# EXTRACTED DATA
<<<<

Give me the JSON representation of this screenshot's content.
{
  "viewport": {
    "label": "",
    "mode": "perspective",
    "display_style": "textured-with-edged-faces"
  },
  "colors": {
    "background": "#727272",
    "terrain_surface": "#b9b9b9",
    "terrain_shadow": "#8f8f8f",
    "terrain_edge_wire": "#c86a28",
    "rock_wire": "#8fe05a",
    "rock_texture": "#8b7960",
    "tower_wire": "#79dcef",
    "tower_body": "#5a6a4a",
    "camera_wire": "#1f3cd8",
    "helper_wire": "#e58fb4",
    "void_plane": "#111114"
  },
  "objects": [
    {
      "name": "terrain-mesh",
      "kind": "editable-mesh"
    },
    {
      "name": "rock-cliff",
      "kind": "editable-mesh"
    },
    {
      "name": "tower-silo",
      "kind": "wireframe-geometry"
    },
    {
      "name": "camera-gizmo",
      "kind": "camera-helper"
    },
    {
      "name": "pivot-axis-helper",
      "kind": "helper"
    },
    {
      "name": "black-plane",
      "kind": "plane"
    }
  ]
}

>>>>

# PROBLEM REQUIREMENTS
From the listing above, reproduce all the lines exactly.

# SOLUTION FOR THIS EXERCISE
Give me the JSON representation of this screenshot's content.
{
  "viewport": {
    "label": "",
    "mode": "perspective",
    "display_style": "textured-with-edged-faces"
  },
  "colors": {
    "background": "#727272",
    "terrain_surface": "#b9b9b9",
    "terrain_shadow": "#8f8f8f",
    "terrain_edge_wire": "#c86a28",
    "rock_wire": "#8fe05a",
    "rock_texture": "#8b7960",
    "tower_wire": "#79dcef",
    "tower_body": "#5a6a4a",
    "camera_wire": "#1f3cd8",
    "helper_wire": "#e58fb4",
    "void_plane": "#111114"
  },
  "objects": [
    {
      "name": "terrain-mesh",
      "kind": "editable-mesh"
    },
    {
      "name": "rock-cliff",
      "kind": "editable-mesh"
    },
    {
      "name": "tower-silo",
      "kind": "wireframe-geometry"
    },
    {
      "name": "camera-gizmo",
      "kind": "camera-helper"
    },
    {
      "name": "pivot-axis-helper",
      "kind": "helper"
    },
    {
      "name": "black-plane",
      "kind": "plane"
    }
  ]
}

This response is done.